Urakov said he wanted to expand cooperation with the United States, European nations and other countries that have forsworn germ weapons.


He said although the institute had shrunk by half, to 1,125 employees, and the lab had not overcome the economic crisis caused by the Soviet Union's collapse, the staff was stabilizing, and some scientists had even returned after working abroad or in business.


Western officials said international aid to Obolensk provided the means to employ more than half the scientists.


The U.S. assistance and other foreign aid, which is administered through an international group that audits grants to insure they are spent on designated research, has given more than $3.4 million to Obolensk. Only Vector, the country's other leading former germ warfare center, has received more assistance from the international group, the International Science and Technology Center. Vector once specialized in turning viruses into weapons.


On Tuesday, conference participants were given a tour of the complex and its infamous Building No. 1, an austere nine-story glass and metal structure where the most top secret weapons research was once conducted.

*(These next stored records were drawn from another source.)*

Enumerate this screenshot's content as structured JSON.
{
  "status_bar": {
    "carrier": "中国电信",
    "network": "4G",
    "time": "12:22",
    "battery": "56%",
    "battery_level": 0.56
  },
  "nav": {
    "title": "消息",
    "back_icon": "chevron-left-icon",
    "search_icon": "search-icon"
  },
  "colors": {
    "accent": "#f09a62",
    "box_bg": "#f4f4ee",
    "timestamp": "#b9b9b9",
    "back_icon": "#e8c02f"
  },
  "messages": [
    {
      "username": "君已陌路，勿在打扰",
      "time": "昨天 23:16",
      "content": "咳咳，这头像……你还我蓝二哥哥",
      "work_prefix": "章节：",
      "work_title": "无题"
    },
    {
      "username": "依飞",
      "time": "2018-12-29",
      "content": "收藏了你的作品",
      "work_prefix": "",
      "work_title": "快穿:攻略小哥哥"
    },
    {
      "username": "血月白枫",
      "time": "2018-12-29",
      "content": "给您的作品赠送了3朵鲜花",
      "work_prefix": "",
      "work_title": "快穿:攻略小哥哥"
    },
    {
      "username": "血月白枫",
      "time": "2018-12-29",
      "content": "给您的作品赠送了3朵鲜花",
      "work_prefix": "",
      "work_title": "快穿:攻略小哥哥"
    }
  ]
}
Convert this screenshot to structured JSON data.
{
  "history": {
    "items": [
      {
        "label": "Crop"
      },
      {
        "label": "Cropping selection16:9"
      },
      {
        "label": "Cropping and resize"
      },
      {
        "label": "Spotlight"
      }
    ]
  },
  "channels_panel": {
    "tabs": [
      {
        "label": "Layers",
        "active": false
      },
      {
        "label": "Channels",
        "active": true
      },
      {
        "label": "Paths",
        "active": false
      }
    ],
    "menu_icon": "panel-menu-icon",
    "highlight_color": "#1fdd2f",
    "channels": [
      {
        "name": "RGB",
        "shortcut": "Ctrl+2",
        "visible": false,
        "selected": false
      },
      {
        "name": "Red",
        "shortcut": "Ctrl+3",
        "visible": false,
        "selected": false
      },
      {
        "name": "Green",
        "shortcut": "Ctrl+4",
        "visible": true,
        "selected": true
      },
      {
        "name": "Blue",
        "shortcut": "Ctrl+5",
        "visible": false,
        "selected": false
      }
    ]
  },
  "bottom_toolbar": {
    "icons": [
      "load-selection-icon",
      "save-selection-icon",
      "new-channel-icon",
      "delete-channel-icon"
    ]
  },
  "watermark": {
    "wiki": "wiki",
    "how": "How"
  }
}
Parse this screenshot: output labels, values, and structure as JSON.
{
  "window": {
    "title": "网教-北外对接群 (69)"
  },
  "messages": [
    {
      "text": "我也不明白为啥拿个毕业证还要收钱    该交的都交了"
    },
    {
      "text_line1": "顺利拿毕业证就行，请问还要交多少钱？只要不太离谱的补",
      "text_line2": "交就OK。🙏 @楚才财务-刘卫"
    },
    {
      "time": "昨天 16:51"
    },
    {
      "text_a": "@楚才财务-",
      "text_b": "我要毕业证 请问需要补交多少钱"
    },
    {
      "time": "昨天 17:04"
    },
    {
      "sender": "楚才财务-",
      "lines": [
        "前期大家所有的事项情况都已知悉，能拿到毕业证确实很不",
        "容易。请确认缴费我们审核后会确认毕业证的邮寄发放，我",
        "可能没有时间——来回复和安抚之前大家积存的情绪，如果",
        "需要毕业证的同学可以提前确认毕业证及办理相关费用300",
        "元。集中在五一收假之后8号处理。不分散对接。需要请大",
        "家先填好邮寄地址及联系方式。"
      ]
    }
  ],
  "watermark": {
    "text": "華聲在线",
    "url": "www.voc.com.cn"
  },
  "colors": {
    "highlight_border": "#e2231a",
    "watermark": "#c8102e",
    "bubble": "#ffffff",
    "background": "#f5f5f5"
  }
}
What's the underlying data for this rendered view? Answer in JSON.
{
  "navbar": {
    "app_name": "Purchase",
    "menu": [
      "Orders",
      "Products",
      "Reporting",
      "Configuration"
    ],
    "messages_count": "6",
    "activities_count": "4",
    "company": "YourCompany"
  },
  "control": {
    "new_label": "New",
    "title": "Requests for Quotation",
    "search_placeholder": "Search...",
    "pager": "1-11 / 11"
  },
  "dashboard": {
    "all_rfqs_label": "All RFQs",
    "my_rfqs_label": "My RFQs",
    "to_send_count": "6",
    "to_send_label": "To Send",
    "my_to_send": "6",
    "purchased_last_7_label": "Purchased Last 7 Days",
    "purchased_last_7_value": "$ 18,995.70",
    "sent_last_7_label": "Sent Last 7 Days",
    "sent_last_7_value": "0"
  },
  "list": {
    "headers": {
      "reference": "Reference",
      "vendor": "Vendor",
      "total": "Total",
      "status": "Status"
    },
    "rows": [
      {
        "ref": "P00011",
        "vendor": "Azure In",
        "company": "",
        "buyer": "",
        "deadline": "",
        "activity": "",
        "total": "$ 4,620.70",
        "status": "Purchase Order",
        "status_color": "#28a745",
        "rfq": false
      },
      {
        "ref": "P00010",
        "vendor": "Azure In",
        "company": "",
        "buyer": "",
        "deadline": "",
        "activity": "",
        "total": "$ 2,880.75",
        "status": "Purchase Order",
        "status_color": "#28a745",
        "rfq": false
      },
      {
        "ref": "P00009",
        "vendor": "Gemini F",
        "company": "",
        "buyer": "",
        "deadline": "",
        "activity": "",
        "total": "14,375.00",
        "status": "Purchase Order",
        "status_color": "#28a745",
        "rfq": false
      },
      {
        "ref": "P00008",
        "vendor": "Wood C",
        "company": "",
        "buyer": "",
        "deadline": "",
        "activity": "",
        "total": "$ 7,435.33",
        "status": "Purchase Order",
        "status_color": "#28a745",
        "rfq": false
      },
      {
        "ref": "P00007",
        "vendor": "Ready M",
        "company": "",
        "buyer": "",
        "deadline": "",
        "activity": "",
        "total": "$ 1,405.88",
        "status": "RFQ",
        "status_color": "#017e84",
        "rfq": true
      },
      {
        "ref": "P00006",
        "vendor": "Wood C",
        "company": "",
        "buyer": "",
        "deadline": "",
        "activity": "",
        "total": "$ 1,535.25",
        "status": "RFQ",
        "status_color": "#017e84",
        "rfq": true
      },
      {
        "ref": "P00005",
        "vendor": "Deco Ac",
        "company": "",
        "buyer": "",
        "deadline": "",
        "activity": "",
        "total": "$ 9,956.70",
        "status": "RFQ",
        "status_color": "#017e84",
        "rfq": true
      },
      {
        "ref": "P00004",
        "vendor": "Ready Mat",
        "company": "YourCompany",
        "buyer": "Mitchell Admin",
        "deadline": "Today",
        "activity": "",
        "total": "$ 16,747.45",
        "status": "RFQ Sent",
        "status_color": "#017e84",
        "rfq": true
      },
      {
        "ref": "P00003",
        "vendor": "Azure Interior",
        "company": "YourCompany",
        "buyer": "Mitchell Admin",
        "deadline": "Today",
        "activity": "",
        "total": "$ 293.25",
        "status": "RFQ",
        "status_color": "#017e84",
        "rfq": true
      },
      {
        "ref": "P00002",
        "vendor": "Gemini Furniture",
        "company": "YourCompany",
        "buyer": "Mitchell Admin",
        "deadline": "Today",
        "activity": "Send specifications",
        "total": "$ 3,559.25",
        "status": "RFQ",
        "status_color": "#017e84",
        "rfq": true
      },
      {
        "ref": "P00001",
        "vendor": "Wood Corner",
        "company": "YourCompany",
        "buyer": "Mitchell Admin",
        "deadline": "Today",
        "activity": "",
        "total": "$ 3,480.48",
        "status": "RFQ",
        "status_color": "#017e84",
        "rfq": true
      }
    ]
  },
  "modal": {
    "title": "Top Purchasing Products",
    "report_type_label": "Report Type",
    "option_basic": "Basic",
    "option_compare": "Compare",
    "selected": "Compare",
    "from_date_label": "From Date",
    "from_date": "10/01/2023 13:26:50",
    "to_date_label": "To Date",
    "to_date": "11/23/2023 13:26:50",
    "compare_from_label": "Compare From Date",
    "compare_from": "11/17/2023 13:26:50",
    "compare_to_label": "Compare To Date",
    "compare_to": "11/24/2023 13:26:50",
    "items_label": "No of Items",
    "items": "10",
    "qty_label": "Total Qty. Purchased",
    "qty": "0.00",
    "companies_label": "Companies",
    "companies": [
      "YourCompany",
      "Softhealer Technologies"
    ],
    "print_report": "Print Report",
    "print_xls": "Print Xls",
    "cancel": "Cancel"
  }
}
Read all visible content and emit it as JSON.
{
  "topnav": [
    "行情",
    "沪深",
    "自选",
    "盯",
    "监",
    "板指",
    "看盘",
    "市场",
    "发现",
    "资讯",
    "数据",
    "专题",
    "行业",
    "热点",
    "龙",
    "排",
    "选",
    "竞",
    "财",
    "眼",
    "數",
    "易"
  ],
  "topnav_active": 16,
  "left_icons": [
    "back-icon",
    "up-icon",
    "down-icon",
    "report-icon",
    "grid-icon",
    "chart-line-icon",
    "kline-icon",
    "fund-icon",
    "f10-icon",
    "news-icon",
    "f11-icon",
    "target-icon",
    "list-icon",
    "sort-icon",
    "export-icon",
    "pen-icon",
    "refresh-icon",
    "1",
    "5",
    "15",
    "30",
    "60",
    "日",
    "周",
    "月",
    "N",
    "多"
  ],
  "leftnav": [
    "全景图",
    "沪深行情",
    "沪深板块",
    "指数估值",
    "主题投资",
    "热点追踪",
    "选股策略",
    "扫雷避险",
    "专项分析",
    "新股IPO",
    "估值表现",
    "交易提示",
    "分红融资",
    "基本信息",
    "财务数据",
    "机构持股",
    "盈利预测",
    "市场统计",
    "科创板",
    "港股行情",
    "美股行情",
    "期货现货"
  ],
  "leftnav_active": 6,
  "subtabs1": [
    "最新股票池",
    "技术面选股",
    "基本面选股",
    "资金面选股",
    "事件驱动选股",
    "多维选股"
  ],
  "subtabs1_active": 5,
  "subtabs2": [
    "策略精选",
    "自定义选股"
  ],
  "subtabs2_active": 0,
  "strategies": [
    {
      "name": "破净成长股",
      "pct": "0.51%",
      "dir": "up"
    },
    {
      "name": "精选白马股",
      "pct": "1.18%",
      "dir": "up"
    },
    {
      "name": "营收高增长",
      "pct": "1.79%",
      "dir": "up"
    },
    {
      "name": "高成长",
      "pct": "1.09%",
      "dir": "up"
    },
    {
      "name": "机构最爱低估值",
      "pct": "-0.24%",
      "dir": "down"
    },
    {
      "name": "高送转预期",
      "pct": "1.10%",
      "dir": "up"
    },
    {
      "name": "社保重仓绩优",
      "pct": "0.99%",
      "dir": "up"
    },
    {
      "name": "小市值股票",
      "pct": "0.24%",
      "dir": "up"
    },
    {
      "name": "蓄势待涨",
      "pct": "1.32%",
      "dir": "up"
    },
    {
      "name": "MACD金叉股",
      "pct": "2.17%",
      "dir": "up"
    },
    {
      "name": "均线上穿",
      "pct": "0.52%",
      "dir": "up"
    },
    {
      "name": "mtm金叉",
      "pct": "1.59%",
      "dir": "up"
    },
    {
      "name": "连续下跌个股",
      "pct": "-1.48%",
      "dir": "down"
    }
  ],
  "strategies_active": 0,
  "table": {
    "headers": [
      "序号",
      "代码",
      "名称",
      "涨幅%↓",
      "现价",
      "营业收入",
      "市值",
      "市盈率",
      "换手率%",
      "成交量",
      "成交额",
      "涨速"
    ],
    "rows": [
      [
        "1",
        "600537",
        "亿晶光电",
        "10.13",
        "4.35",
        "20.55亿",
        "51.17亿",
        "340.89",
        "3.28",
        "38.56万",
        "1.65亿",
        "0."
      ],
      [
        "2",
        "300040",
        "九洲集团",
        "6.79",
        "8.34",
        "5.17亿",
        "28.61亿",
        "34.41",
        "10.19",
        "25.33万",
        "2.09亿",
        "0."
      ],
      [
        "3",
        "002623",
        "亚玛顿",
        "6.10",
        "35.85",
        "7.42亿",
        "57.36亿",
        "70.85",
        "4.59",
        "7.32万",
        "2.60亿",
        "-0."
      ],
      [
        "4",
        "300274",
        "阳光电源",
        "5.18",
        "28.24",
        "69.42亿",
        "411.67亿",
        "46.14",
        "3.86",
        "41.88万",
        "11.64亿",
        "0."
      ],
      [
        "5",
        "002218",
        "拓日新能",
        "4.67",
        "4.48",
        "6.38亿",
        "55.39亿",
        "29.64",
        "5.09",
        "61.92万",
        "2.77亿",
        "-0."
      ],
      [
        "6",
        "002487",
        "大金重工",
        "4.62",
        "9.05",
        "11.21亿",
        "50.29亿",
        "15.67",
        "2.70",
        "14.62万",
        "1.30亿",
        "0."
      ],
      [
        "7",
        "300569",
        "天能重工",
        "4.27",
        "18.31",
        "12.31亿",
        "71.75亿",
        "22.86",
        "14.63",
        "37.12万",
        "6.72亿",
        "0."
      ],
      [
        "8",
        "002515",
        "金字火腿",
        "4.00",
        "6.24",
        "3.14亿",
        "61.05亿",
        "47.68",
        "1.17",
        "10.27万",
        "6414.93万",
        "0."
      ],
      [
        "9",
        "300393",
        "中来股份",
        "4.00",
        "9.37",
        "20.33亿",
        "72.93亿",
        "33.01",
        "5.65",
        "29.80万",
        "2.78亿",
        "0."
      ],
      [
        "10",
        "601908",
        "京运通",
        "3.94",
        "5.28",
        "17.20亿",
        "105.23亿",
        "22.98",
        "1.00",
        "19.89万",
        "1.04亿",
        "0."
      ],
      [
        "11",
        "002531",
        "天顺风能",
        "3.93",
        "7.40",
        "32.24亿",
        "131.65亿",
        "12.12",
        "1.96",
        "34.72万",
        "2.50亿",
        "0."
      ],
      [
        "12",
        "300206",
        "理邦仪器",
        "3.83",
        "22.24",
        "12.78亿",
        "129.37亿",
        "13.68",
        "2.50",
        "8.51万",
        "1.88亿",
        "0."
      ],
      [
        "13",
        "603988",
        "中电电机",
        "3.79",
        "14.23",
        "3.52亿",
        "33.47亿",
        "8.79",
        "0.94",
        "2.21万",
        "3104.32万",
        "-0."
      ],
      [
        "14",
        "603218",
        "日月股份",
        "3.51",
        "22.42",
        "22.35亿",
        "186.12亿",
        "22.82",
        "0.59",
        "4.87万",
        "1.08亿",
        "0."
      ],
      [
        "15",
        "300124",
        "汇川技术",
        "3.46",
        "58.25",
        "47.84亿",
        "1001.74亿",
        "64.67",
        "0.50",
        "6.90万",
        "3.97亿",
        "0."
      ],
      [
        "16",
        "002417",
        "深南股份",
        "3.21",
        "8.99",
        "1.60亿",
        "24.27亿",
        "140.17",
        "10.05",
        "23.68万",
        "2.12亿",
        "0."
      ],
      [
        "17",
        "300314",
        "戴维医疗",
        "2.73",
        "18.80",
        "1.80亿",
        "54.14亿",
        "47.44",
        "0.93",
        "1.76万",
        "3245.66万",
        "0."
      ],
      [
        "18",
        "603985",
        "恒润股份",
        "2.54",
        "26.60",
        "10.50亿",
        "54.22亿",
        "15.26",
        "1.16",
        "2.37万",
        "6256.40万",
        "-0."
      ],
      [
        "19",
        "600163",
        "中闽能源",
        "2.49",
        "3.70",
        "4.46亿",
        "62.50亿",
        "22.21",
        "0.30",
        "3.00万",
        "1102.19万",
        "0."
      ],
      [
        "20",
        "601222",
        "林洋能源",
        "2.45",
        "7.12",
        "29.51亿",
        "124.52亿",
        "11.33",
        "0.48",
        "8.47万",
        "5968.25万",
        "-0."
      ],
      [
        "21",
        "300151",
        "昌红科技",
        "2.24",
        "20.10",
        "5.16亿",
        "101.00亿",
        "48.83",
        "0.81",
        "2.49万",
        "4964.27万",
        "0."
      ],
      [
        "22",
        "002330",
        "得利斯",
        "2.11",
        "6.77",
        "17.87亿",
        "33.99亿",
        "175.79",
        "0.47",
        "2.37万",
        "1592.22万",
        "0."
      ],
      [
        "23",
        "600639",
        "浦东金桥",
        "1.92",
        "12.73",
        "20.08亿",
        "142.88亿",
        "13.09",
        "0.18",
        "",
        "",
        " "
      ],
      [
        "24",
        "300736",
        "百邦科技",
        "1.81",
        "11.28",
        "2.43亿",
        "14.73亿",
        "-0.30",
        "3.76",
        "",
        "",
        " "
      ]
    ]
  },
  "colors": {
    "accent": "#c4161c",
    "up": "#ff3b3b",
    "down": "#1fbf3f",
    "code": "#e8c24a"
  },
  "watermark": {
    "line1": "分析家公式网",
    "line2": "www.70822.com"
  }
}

Roaming through the labs and chatting informally with their Russian counterparts in areas that were once off-limits to anyone not wearing special suits, the scientists discussed the research into peaceful goals, including tuberculosis, anthrax vaccines and molecular genetics.


Floyd Horn, director of the U.S. Department of Agriculture's Agricultural Research Service, called the quality of the presentations superb.


Scientific cooperation between Russian and American scientists would "clearly benefit both parties," he said.


Horn's agency is providing $325,000 this year for research into pig diseases, along with computer equipment that will give this center access to the American National Agricultural Library.


A Defense Department official said the meetings, the tour and the growing U.S. and international access "dispels the suspicion that Obolensk is still conducting offensive germ research."


Several conservative legislators and intelligence experts contend that Moscow is continuing to pursue such research. But a recent report by the U.S. General Accounting Office found no evidence of such research.


In interviews this week, Russian scientists said they were determined to relegate the past work in such areas to history. "We still are not permitted to discuss the past," a scientist said. "But we know our future lies in fighting the terrorism and diseases that threaten all mankind."


Several scientists said privately they were delighted by their growing contacts with their Western counterparts and the end of the isolation that they had once endured as germ warriors.


Life remains difficult in Obolensk, where many top scientists, paid less than $100 a month, are required to have second jobs to make ends meet.


But many scientists said they were encouraged to remain in science not only by the prestige that such employment still brings in society, but also by new exchanges with American colleagues.